◆ Data excerpts:
______________________________
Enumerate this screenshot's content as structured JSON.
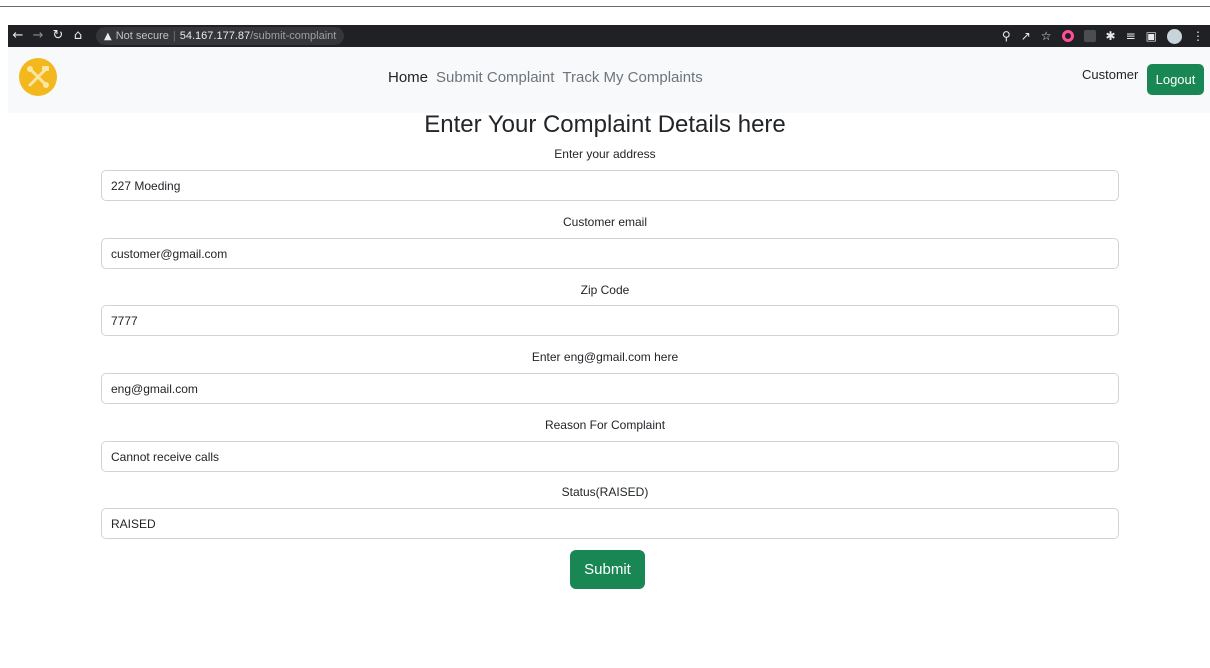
{
  "browser": {
    "security_label": "Not secure",
    "url_host": "54.167.177.87",
    "url_path": "/submit-complaint"
  },
  "navbar": {
    "links": [
      {
        "label": "Home"
      },
      {
        "label": "Submit Complaint"
      },
      {
        "label": "Track My Complaints"
      }
    ],
    "role_label": "Customer",
    "logout_label": "Logout",
    "logo_color": "#f3b81e"
  },
  "form": {
    "title": "Enter Your Complaint Details here",
    "fields": [
      {
        "label": "Enter your address",
        "value": "227 Moeding"
      },
      {
        "label": "Customer email",
        "value": "customer@gmail.com"
      },
      {
        "label": "Zip Code",
        "value": "7777"
      },
      {
        "label": "Enter eng@gmail.com here",
        "value": "eng@gmail.com"
      },
      {
        "label": "Reason For Complaint",
        "value": "Cannot receive calls"
      },
      {
        "label": "Status(RAISED)",
        "value": "RAISED"
      }
    ],
    "submit_label": "Submit"
  },
  "colors": {
    "primary_button": "#198754",
    "navbar_bg": "#f8f9fa"
  }
}
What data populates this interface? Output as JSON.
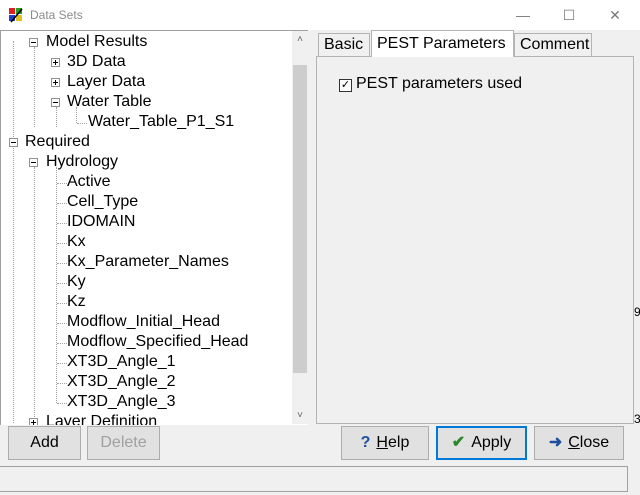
{
  "window": {
    "title": "Data Sets",
    "minimize": "—",
    "maximize": "☐",
    "close": "✕"
  },
  "tree": {
    "items": [
      {
        "label": "Model Results"
      },
      {
        "label": "3D Data"
      },
      {
        "label": "Layer Data"
      },
      {
        "label": "Water Table"
      },
      {
        "label": "Water_Table_P1_S1"
      },
      {
        "label": "Required"
      },
      {
        "label": "Hydrology"
      },
      {
        "label": "Active"
      },
      {
        "label": "Cell_Type"
      },
      {
        "label": "IDOMAIN"
      },
      {
        "label": "Kx"
      },
      {
        "label": "Kx_Parameter_Names"
      },
      {
        "label": "Ky"
      },
      {
        "label": "Kz"
      },
      {
        "label": "Modflow_Initial_Head"
      },
      {
        "label": "Modflow_Specified_Head"
      },
      {
        "label": "XT3D_Angle_1"
      },
      {
        "label": "XT3D_Angle_2"
      },
      {
        "label": "XT3D_Angle_3"
      },
      {
        "label": "Layer Definition"
      }
    ],
    "scroll_up": "˄",
    "scroll_down": "˅"
  },
  "tabs": [
    {
      "label": "Basic"
    },
    {
      "label": "PEST Parameters"
    },
    {
      "label": "Comment"
    }
  ],
  "pest": {
    "checkbox_label": "PEST parameters used",
    "checked": true,
    "check_glyph": "✓"
  },
  "buttons": {
    "add": "Add",
    "delete": "Delete",
    "help_icon": "?",
    "help_u": "H",
    "help_rest": "elp",
    "apply_icon": "✔",
    "apply": "Apply",
    "close_icon": "➜",
    "close_u": "C",
    "close_rest": "lose"
  },
  "edge_marks": [
    "9",
    "3"
  ],
  "colors": {
    "accent": "#0078d7",
    "apply_check": "#2a8a2a",
    "help_icon": "#1f4fa0",
    "close_icon": "#1f4fa0"
  }
}
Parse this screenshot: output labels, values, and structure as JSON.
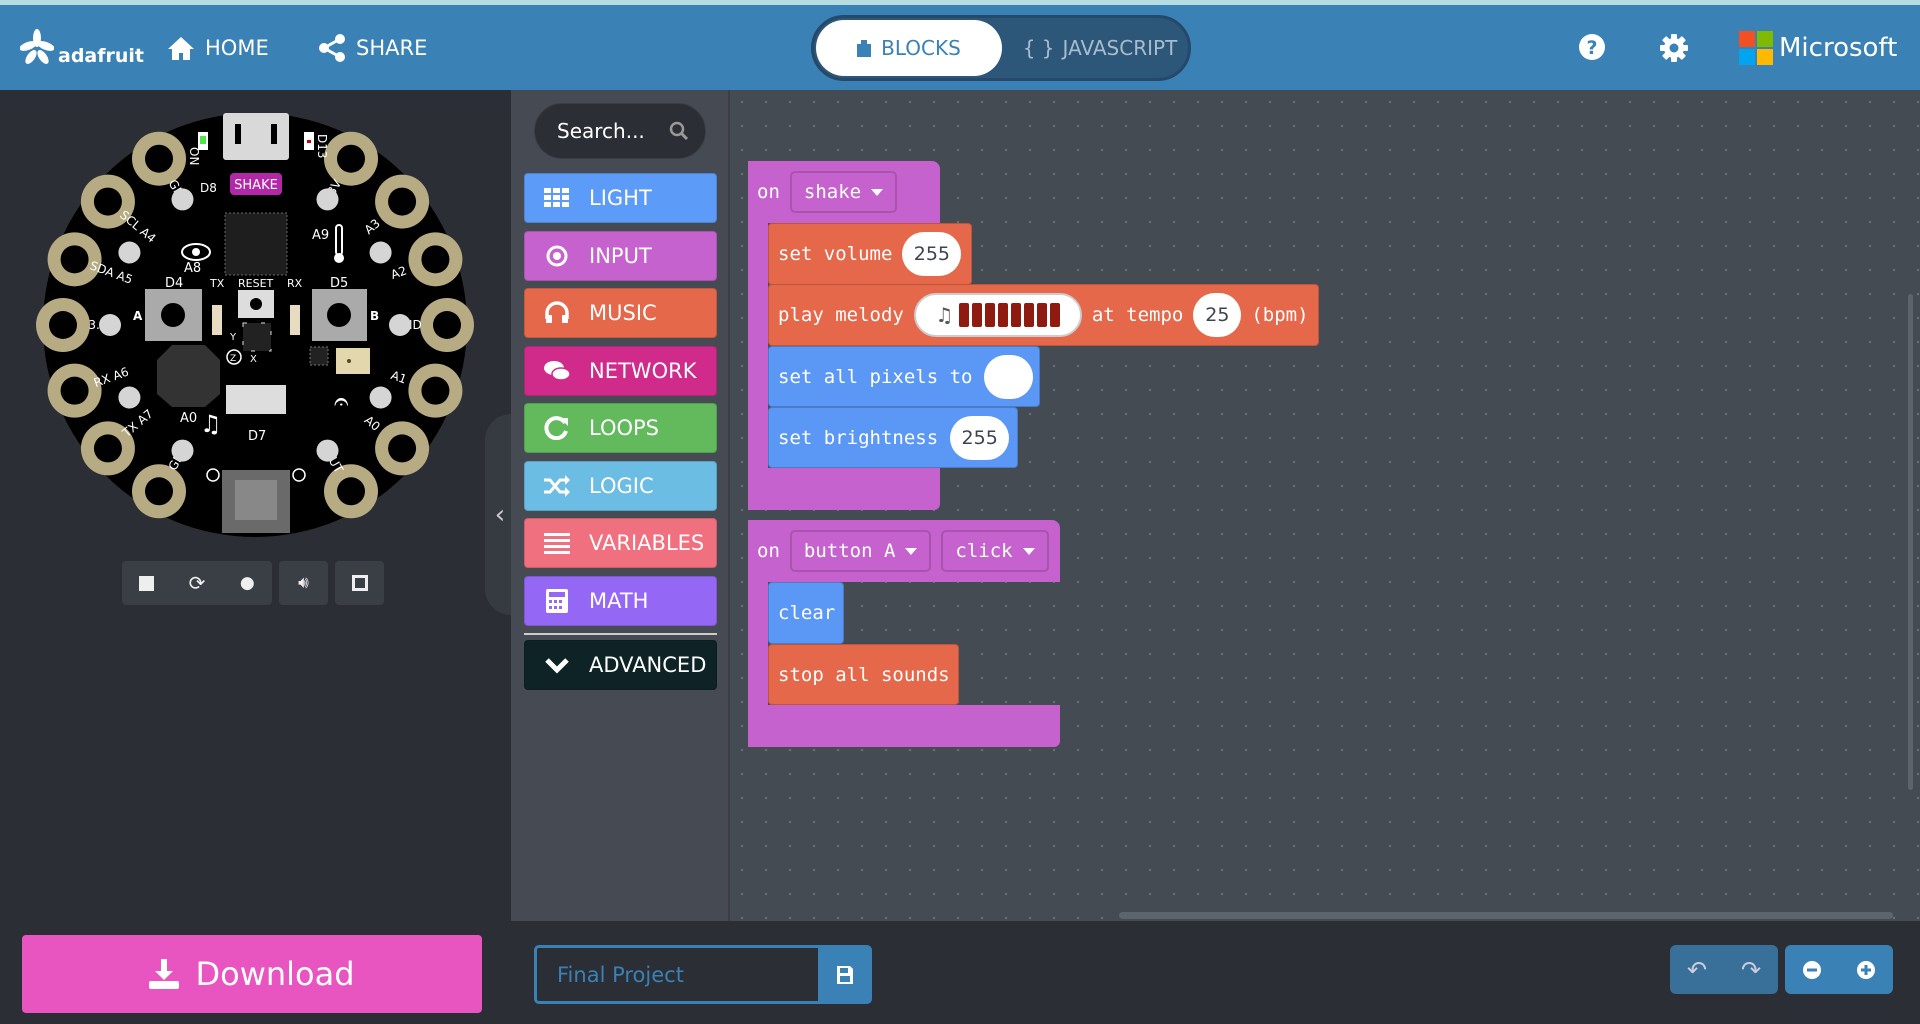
{
  "header": {
    "logo": "adafruit",
    "home": "HOME",
    "share": "SHARE",
    "tabs": [
      {
        "label": "BLOCKS",
        "active": true
      },
      {
        "label": "JAVASCRIPT",
        "active": false
      }
    ],
    "brand": "Microsoft",
    "colors": {
      "bar": "#3a81b5"
    }
  },
  "simulator": {
    "event_badge": "SHAKE",
    "pads_left": [
      "GND",
      "SCL A4",
      "SDA A5",
      "3.3V",
      "RX A6",
      "TX A7",
      "GND"
    ],
    "pads_right": [
      "3.3V",
      "A3",
      "A2",
      "GND",
      "A1",
      "A0",
      "VOUT"
    ],
    "labels": {
      "on": "ON",
      "d13": "D13",
      "d8": "D8",
      "a8": "A8",
      "a9": "A9",
      "d4": "D4",
      "d5": "D5",
      "tx": "TX",
      "rx": "RX",
      "reset": "RESET",
      "a": "A",
      "b": "B",
      "y": "Y",
      "z": "Z",
      "x": "X",
      "a0": "A0",
      "d7": "D7"
    },
    "controls": [
      "stop-icon",
      "restart-icon",
      "slow-motion-icon",
      "mute-icon",
      "fullscreen-icon"
    ]
  },
  "toolbox": {
    "search_placeholder": "Search...",
    "categories": [
      {
        "label": "LIGHT",
        "icon": "grid-icon",
        "color": "#5c9bf7"
      },
      {
        "label": "INPUT",
        "icon": "target-icon",
        "color": "#c662cd"
      },
      {
        "label": "MUSIC",
        "icon": "headphones-icon",
        "color": "#e5684a"
      },
      {
        "label": "NETWORK",
        "icon": "chat-icon",
        "color": "#d02a8a"
      },
      {
        "label": "LOOPS",
        "icon": "refresh-icon",
        "color": "#62ba5d"
      },
      {
        "label": "LOGIC",
        "icon": "shuffle-icon",
        "color": "#6bbde3"
      },
      {
        "label": "VARIABLES",
        "icon": "list-icon",
        "color": "#f0707f"
      },
      {
        "label": "MATH",
        "icon": "calculator-icon",
        "color": "#9468f5"
      }
    ],
    "advanced": {
      "label": "ADVANCED",
      "color": "#0e2326"
    }
  },
  "blocks": {
    "shake_event": {
      "on": "on",
      "event": "shake",
      "color": "#c662cd"
    },
    "set_volume": {
      "label": "set volume",
      "value": "255",
      "color": "#e5684a"
    },
    "play_melody": {
      "label": "play melody",
      "at_tempo": "at tempo",
      "tempo": "25",
      "unit": "(bpm)",
      "note_bars": 8,
      "bar_color": "#8e1a10"
    },
    "set_all_pixels": {
      "label": "set all pixels to",
      "color_value": "#ffffff",
      "color": "#5b97f5"
    },
    "set_brightness": {
      "label": "set brightness",
      "value": "255"
    },
    "button_event": {
      "on": "on",
      "button": "button A",
      "action": "click"
    },
    "clear": {
      "label": "clear"
    },
    "stop_sounds": {
      "label": "stop all sounds"
    }
  },
  "footer": {
    "download": "Download",
    "download_color": "#e855c0",
    "project_name": "Final Project"
  }
}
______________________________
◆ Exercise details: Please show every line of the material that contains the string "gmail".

◆ Answer section:
        "value": "customer@gmail.com"
        "label": "Enter eng@gmail.com here",
        "value": "eng@gmail.com"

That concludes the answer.